Records for this exercise section start
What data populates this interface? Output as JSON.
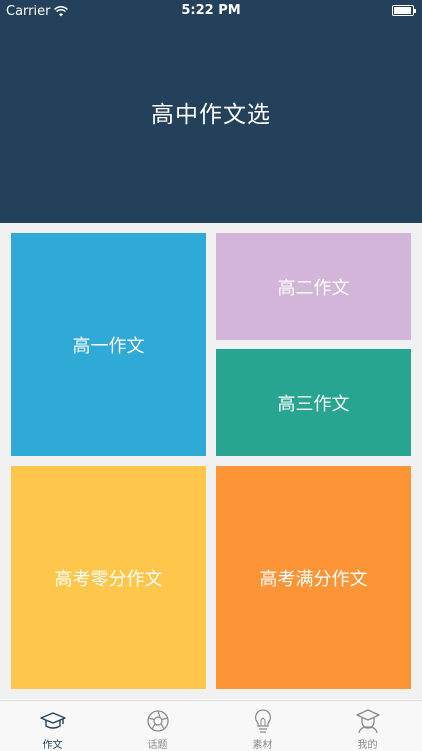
{
  "status_bar": {
    "carrier": "Carrier",
    "time": "5:22 PM"
  },
  "header": {
    "title": "高中作文选"
  },
  "tiles": [
    {
      "label": "高一作文",
      "color": "#2fa9d6"
    },
    {
      "label": "高二作文",
      "color": "#d2b5d9"
    },
    {
      "label": "高三作文",
      "color": "#27a591"
    },
    {
      "label": "高考零分作文",
      "color": "#fec64a"
    },
    {
      "label": "高考满分作文",
      "color": "#fd9537"
    }
  ],
  "tab_bar": {
    "active_color": "#23415a",
    "items": [
      {
        "label": "作文",
        "icon": "graduation-cap-icon",
        "active": true
      },
      {
        "label": "话题",
        "icon": "aperture-icon",
        "active": false
      },
      {
        "label": "素材",
        "icon": "lightbulb-icon",
        "active": false
      },
      {
        "label": "我的",
        "icon": "student-avatar-icon",
        "active": false
      }
    ]
  }
}
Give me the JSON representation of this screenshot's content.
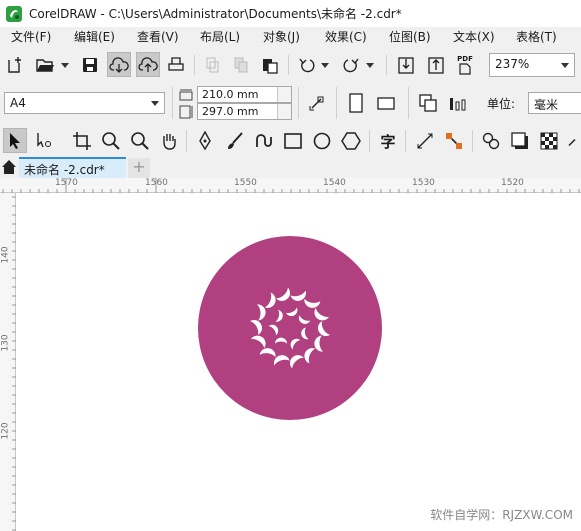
{
  "window": {
    "title": "CorelDRAW - C:\\Users\\Administrator\\Documents\\未命名 -2.cdr*"
  },
  "menu": [
    {
      "label": "文件(F)"
    },
    {
      "label": "编辑(E)"
    },
    {
      "label": "查看(V)"
    },
    {
      "label": "布局(L)"
    },
    {
      "label": "对象(J)"
    },
    {
      "label": "效果(C)"
    },
    {
      "label": "位图(B)"
    },
    {
      "label": "文本(X)"
    },
    {
      "label": "表格(T)"
    }
  ],
  "standard_toolbar": {
    "zoom_value": "237%",
    "pdf_label": "PDF"
  },
  "property_bar": {
    "page_size": "A4",
    "width_value": "210.0 mm",
    "height_value": "297.0 mm",
    "units_label": "单位:",
    "units_value": "毫米"
  },
  "toolbox": {
    "text_tool_glyph": "字"
  },
  "tabs": {
    "document_tab": "未命名 -2.cdr*",
    "add_tab": "+"
  },
  "rulers": {
    "horizontal_labels": [
      "1570",
      "1560",
      "1550",
      "1540",
      "1530",
      "1520"
    ],
    "vertical_labels": [
      "140",
      "130",
      "120"
    ]
  },
  "artwork": {
    "circle_color": "#b0407f",
    "petal_color": "#ffffff",
    "petal_count": 14,
    "inner_petal_count": 7
  },
  "watermark": {
    "text": "软件自学网：RJZXW.COM"
  },
  "colors": {
    "accent": "#2f8bd8",
    "tab_bg": "#d9ecfa"
  }
}
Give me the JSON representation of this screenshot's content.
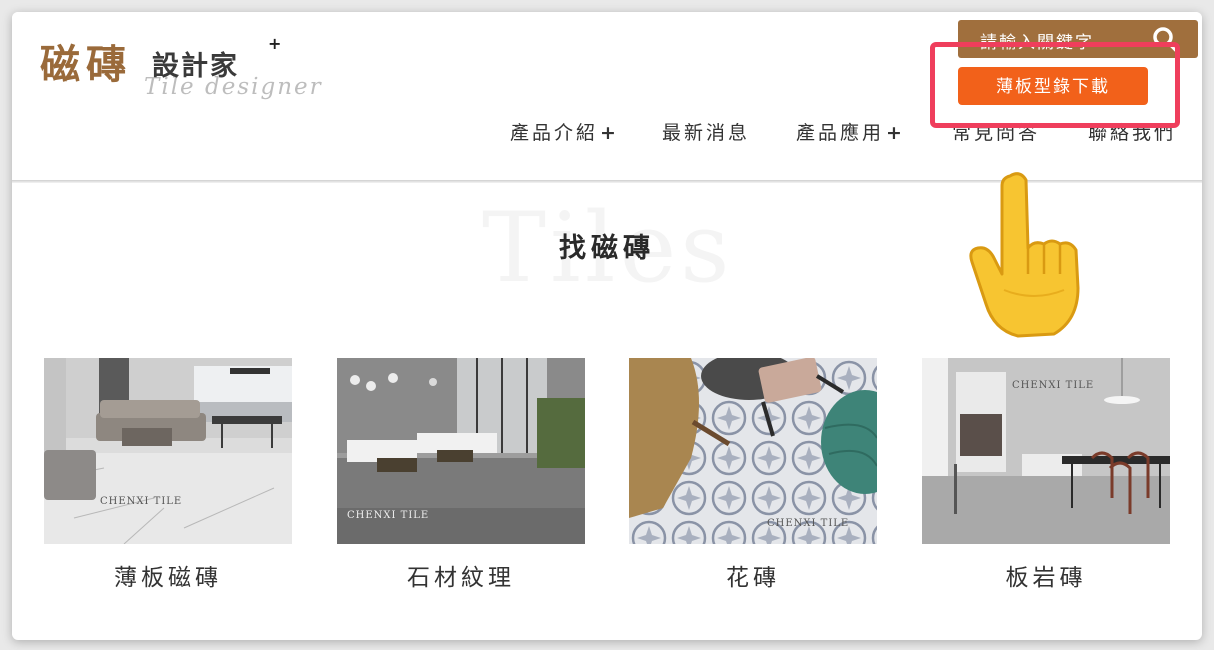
{
  "logo": {
    "main": "磁磚",
    "sub": "設計家",
    "plus": "+",
    "script": "Tile designer"
  },
  "search": {
    "placeholder": "請輸入關鍵字"
  },
  "download_button": "薄板型錄下載",
  "nav": [
    {
      "label": "產品介紹",
      "plus": "+"
    },
    {
      "label": "最新消息"
    },
    {
      "label": "產品應用",
      "plus": "+"
    },
    {
      "label": "常見問答"
    },
    {
      "label": "聯絡我們"
    }
  ],
  "watermark": "Tiles",
  "section_title": "找磁磚",
  "categories": [
    {
      "label": "薄板磁磚",
      "brand": "CHENXI TILE"
    },
    {
      "label": "石材紋理",
      "brand": "CHENXI TILE"
    },
    {
      "label": "花磚",
      "brand": "CHENXI TILE"
    },
    {
      "label": "板岩磚",
      "brand": "CHENXI TILE"
    }
  ],
  "colors": {
    "brand_brown": "#a06f3d",
    "download_orange": "#f2611a",
    "highlight_pink": "#ef3e5c"
  },
  "icons": [
    "search-icon",
    "pointing-hand-icon"
  ]
}
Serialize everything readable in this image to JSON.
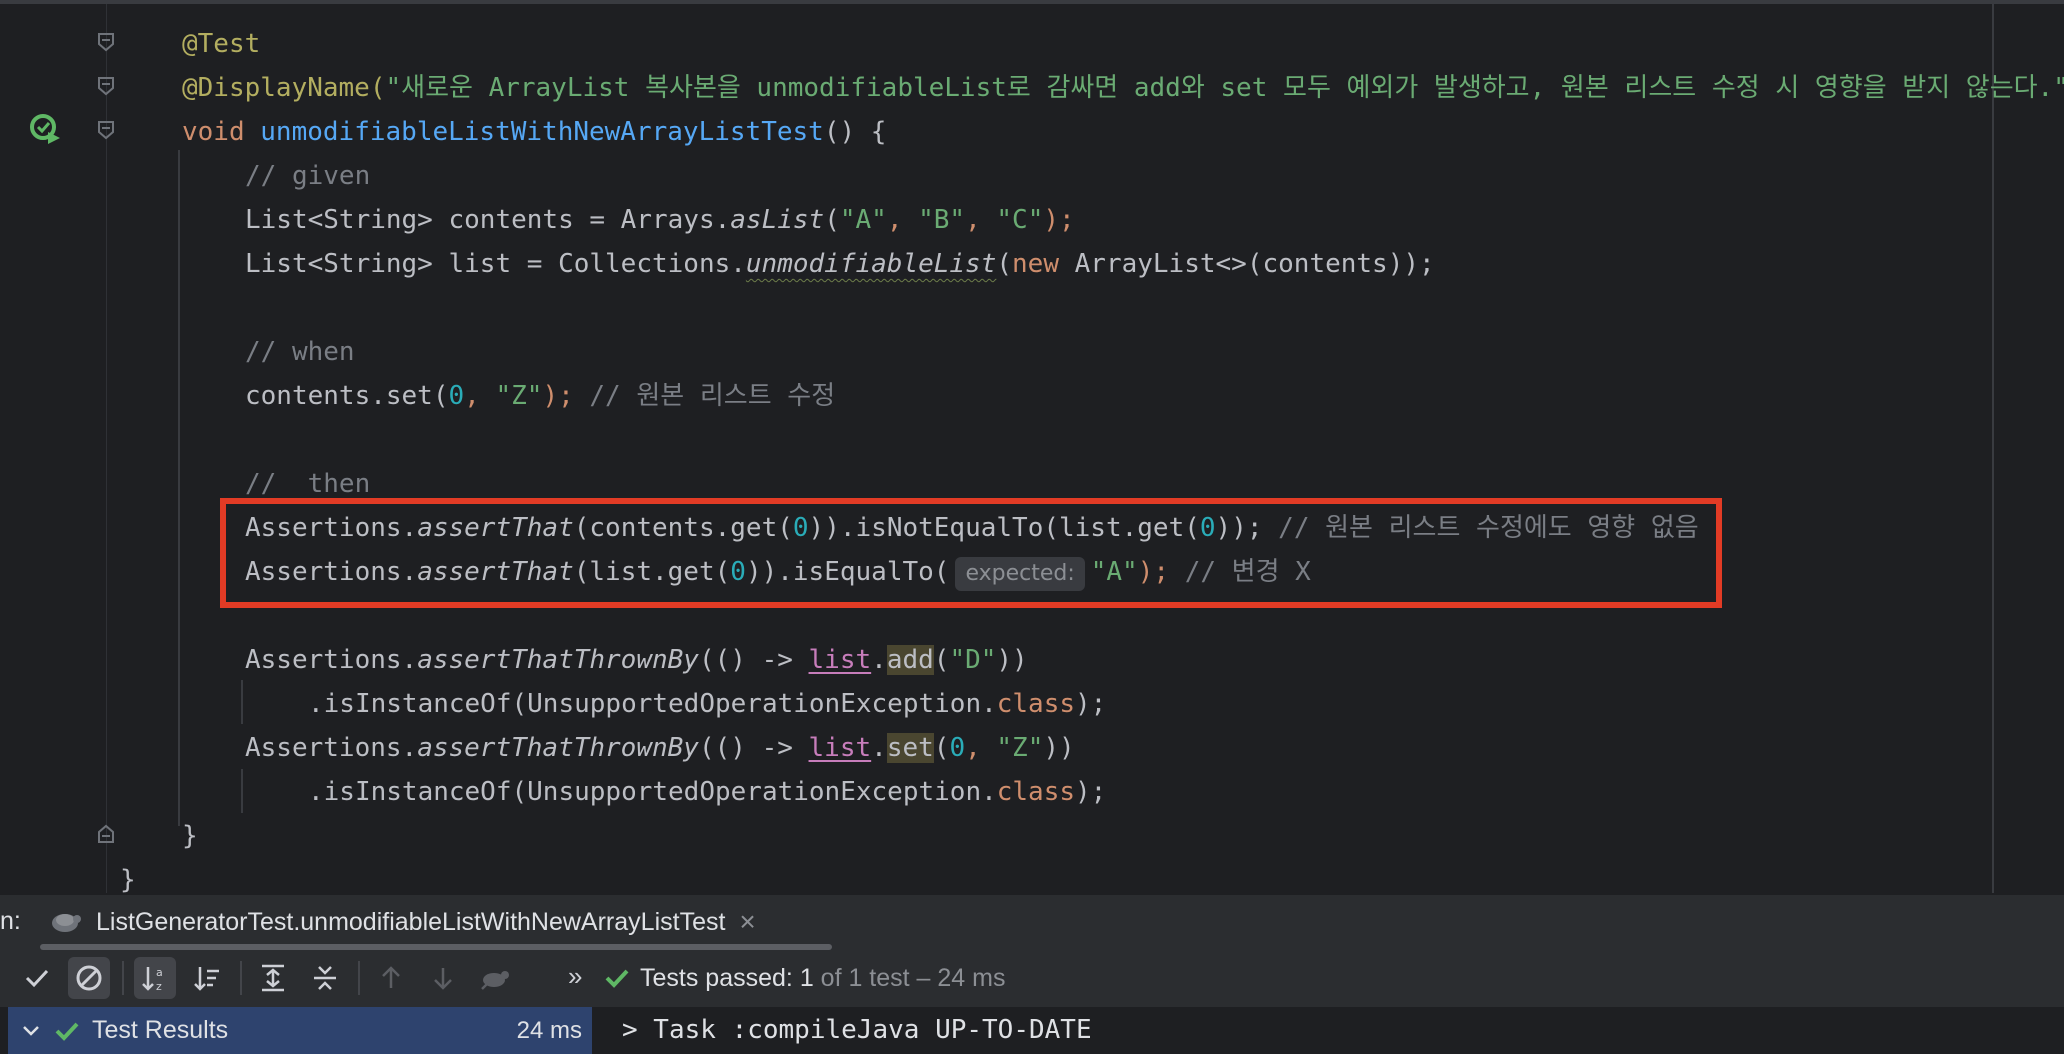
{
  "editor": {
    "lines": {
      "l1_ann": "@Test",
      "l2_ann": "@DisplayName(",
      "l2_str": "\"새로운 ArrayList 복사본을 unmodifiableList로 감싸면 add와 set 모두 예외가 발생하고, 원본 리스트 수정 시 영향을 받지 않는다.\"",
      "l2_close": ")",
      "l3_kw": "void ",
      "l3_fn": "unmodifiableListWithNewArrayListTest",
      "l3_rest": "() {",
      "l4_cmt": "// given",
      "l5_a": "List<String> contents = Arrays.",
      "l5_b": "asList",
      "l5_c": "(",
      "l5_s1": "\"A\"",
      "l5_sep1": ", ",
      "l5_s2": "\"B\"",
      "l5_sep2": ", ",
      "l5_s3": "\"C\"",
      "l5_end": ");",
      "l6_a": "List<String> list = Collections.",
      "l6_b": "unmodifiableList",
      "l6_c": "(",
      "l6_kw": "new ",
      "l6_d": "ArrayList<>(contents));",
      "l7_cmt": "// when",
      "l8_a": "contents.set(",
      "l8_num": "0",
      "l8_sep": ", ",
      "l8_str": "\"Z\"",
      "l8_end": "); ",
      "l8_cmt": "// 원본 리스트 수정",
      "l9_cmt": "//  then",
      "l10_a": "Assertions.",
      "l10_b": "assertThat",
      "l10_c": "(contents.get(",
      "l10_num1": "0",
      "l10_d": ")).isNotEqualTo(list.get(",
      "l10_num2": "0",
      "l10_e": ")); ",
      "l10_cmt": "// 원본 리스트 수정에도 영향 없음",
      "l11_a": "Assertions.",
      "l11_b": "assertThat",
      "l11_c": "(list.get(",
      "l11_num": "0",
      "l11_d": ")).isEqualTo(",
      "l11_hint": "expected:",
      "l11_str": "\"A\"",
      "l11_e": "); ",
      "l11_cmt": "// 변경 X",
      "l12_a": "Assertions.",
      "l12_b": "assertThatThrownBy",
      "l12_c": "(() -> ",
      "l12_list": "list",
      "l12_dot": ".",
      "l12_method": "add",
      "l12_d": "(",
      "l12_str": "\"D\"",
      "l12_e": "))",
      "l13_a": ".isInstanceOf(UnsupportedOperationException.",
      "l13_kw": "class",
      "l13_e": ");",
      "l14_a": "Assertions.",
      "l14_b": "assertThatThrownBy",
      "l14_c": "(() -> ",
      "l14_list": "list",
      "l14_dot": ".",
      "l14_method": "set",
      "l14_d": "(",
      "l14_num": "0",
      "l14_sep": ", ",
      "l14_str": "\"Z\"",
      "l14_e": "))",
      "l15_a": ".isInstanceOf(UnsupportedOperationException.",
      "l15_kw": "class",
      "l15_e": ");",
      "l16": "}",
      "l17": "}"
    }
  },
  "run_panel": {
    "label": "n:",
    "tab_title": "ListGeneratorTest.unmodifiableListWithNewArrayListTest",
    "tab_close": "×",
    "more": "»",
    "status_prefix": "Tests passed: ",
    "status_count": "1",
    "status_suffix": " of 1 test – 24 ms",
    "tree_item": "Test Results",
    "tree_duration": "24 ms",
    "console_line": "> Task :compileJava UP-TO-DATE"
  },
  "colors": {
    "highlight_border": "#e23b25",
    "pass_green": "#5fb865"
  },
  "icons": [
    "fold-icon",
    "run-test-icon",
    "check-icon",
    "stop-icon",
    "sort-alpha-icon",
    "sort-duration-icon",
    "expand-all-icon",
    "collapse-all-icon",
    "arrow-up-icon",
    "arrow-down-icon",
    "rerun-failed-icon",
    "test-tab-icon",
    "close-icon",
    "chevron-down-icon"
  ]
}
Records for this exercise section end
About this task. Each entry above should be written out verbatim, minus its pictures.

Reply to the exercise.
What data populates this interface? Output as JSON.
{
  "status_bar": {
    "carrier": "Carrier",
    "time": "5:22 PM"
  },
  "header": {
    "title": "高中作文选"
  },
  "tiles": [
    {
      "label": "高一作文",
      "color": "#2fa9d6"
    },
    {
      "label": "高二作文",
      "color": "#d2b5d9"
    },
    {
      "label": "高三作文",
      "color": "#27a591"
    },
    {
      "label": "高考零分作文",
      "color": "#fec64a"
    },
    {
      "label": "高考满分作文",
      "color": "#fd9537"
    }
  ],
  "tab_bar": {
    "active_color": "#23415a",
    "items": [
      {
        "label": "作文",
        "icon": "graduation-cap-icon",
        "active": true
      },
      {
        "label": "话题",
        "icon": "aperture-icon",
        "active": false
      },
      {
        "label": "素材",
        "icon": "lightbulb-icon",
        "active": false
      },
      {
        "label": "我的",
        "icon": "student-avatar-icon",
        "active": false
      }
    ]
  }
}
Give me the JSON representation of this screenshot's content.
{
  "window": {
    "title": "CorelDRAW - C:\\Users\\Administrator\\Documents\\未命名 -2.cdr*"
  },
  "menu": [
    {
      "label": "文件(F)"
    },
    {
      "label": "编辑(E)"
    },
    {
      "label": "查看(V)"
    },
    {
      "label": "布局(L)"
    },
    {
      "label": "对象(J)"
    },
    {
      "label": "效果(C)"
    },
    {
      "label": "位图(B)"
    },
    {
      "label": "文本(X)"
    },
    {
      "label": "表格(T)"
    }
  ],
  "standard_toolbar": {
    "zoom_value": "237%",
    "pdf_label": "PDF"
  },
  "property_bar": {
    "page_size": "A4",
    "width_value": "210.0 mm",
    "height_value": "297.0 mm",
    "units_label": "单位:",
    "units_value": "毫米"
  },
  "toolbox": {
    "text_tool_glyph": "字"
  },
  "tabs": {
    "document_tab": "未命名 -2.cdr*",
    "add_tab": "+"
  },
  "rulers": {
    "horizontal_labels": [
      "1570",
      "1560",
      "1550",
      "1540",
      "1530",
      "1520"
    ],
    "vertical_labels": [
      "140",
      "130",
      "120"
    ]
  },
  "artwork": {
    "circle_color": "#b0407f",
    "petal_color": "#ffffff",
    "petal_count": 14,
    "inner_petal_count": 7
  },
  "watermark": {
    "text": "软件自学网：RJZXW.COM"
  },
  "colors": {
    "accent": "#2f8bd8",
    "tab_bg": "#d9ecfa"
  }
}
Give me the JSON representation of this screenshot's content.
{
  "logo": {
    "main": "磁磚",
    "sub": "設計家",
    "plus": "+",
    "script": "Tile designer"
  },
  "search": {
    "placeholder": "請輸入關鍵字"
  },
  "download_button": "薄板型錄下載",
  "nav": [
    {
      "label": "產品介紹",
      "plus": "+"
    },
    {
      "label": "最新消息"
    },
    {
      "label": "產品應用",
      "plus": "+"
    },
    {
      "label": "常見問答"
    },
    {
      "label": "聯絡我們"
    }
  ],
  "watermark": "Tiles",
  "section_title": "找磁磚",
  "categories": [
    {
      "label": "薄板磁磚",
      "brand": "CHENXI TILE"
    },
    {
      "label": "石材紋理",
      "brand": "CHENXI TILE"
    },
    {
      "label": "花磚",
      "brand": "CHENXI TILE"
    },
    {
      "label": "板岩磚",
      "brand": "CHENXI TILE"
    }
  ],
  "colors": {
    "brand_brown": "#a06f3d",
    "download_orange": "#f2611a",
    "highlight_pink": "#ef3e5c"
  },
  "icons": [
    "search-icon",
    "pointing-hand-icon"
  ]
}
Serialize everything readable in this image to JSON.
{
  "editor": {
    "lines": {
      "l1_ann": "@Test",
      "l2_ann": "@DisplayName(",
      "l2_str": "\"새로운 ArrayList 복사본을 unmodifiableList로 감싸면 add와 set 모두 예외가 발생하고, 원본 리스트 수정 시 영향을 받지 않는다.\"",
      "l2_close": ")",
      "l3_kw": "void ",
      "l3_fn": "unmodifiableListWithNewArrayListTest",
      "l3_rest": "() {",
      "l4_cmt": "// given",
      "l5_a": "List<String> contents = Arrays.",
      "l5_b": "asList",
      "l5_c": "(",
      "l5_s1": "\"A\"",
      "l5_sep1": ", ",
      "l5_s2": "\"B\"",
      "l5_sep2": ", ",
      "l5_s3": "\"C\"",
      "l5_end": ");",
      "l6_a": "List<String> list = Collections.",
      "l6_b": "unmodifiableList",
      "l6_c": "(",
      "l6_kw": "new ",
      "l6_d": "ArrayList<>(contents));",
      "l7_cmt": "// when",
      "l8_a": "contents.set(",
      "l8_num": "0",
      "l8_sep": ", ",
      "l8_str": "\"Z\"",
      "l8_end": "); ",
      "l8_cmt": "// 원본 리스트 수정",
      "l9_cmt": "//  then",
      "l10_a": "Assertions.",
      "l10_b": "assertThat",
      "l10_c": "(contents.get(",
      "l10_num1": "0",
      "l10_d": ")).isNotEqualTo(list.get(",
      "l10_num2": "0",
      "l10_e": ")); ",
      "l10_cmt": "// 원본 리스트 수정에도 영향 없음",
      "l11_a": "Assertions.",
      "l11_b": "assertThat",
      "l11_c": "(list.get(",
      "l11_num": "0",
      "l11_d": ")).isEqualTo(",
      "l11_hint": "expected:",
      "l11_str": "\"A\"",
      "l11_e": "); ",
      "l11_cmt": "// 변경 X",
      "l12_a": "Assertions.",
      "l12_b": "assertThatThrownBy",
      "l12_c": "(() -> ",
      "l12_list": "list",
      "l12_dot": ".",
      "l12_method": "add",
      "l12_d": "(",
      "l12_str": "\"D\"",
      "l12_e": "))",
      "l13_a": ".isInstanceOf(UnsupportedOperationException.",
      "l13_kw": "class",
      "l13_e": ");",
      "l14_a": "Assertions.",
      "l14_b": "assertThatThrownBy",
      "l14_c": "(() -> ",
      "l14_list": "list",
      "l14_dot": ".",
      "l14_method": "set",
      "l14_d": "(",
      "l14_num": "0",
      "l14_sep": ", ",
      "l14_str": "\"Z\"",
      "l14_e": "))",
      "l15_a": ".isInstanceOf(UnsupportedOperationException.",
      "l15_kw": "class",
      "l15_e": ");",
      "l16": "}",
      "l17": "}"
    }
  },
  "run_panel": {
    "label": "n:",
    "tab_title": "ListGeneratorTest.unmodifiableListWithNewArrayListTest",
    "tab_close": "×",
    "more": "»",
    "status_prefix": "Tests passed: ",
    "status_count": "1",
    "status_suffix": " of 1 test – 24 ms",
    "tree_item": "Test Results",
    "tree_duration": "24 ms",
    "console_line": "> Task :compileJava UP-TO-DATE"
  },
  "colors": {
    "highlight_border": "#e23b25",
    "pass_green": "#5fb865"
  },
  "icons": [
    "fold-icon",
    "run-test-icon",
    "check-icon",
    "stop-icon",
    "sort-alpha-icon",
    "sort-duration-icon",
    "expand-all-icon",
    "collapse-all-icon",
    "arrow-up-icon",
    "arrow-down-icon",
    "rerun-failed-icon",
    "test-tab-icon",
    "close-icon",
    "chevron-down-icon"
  ]
}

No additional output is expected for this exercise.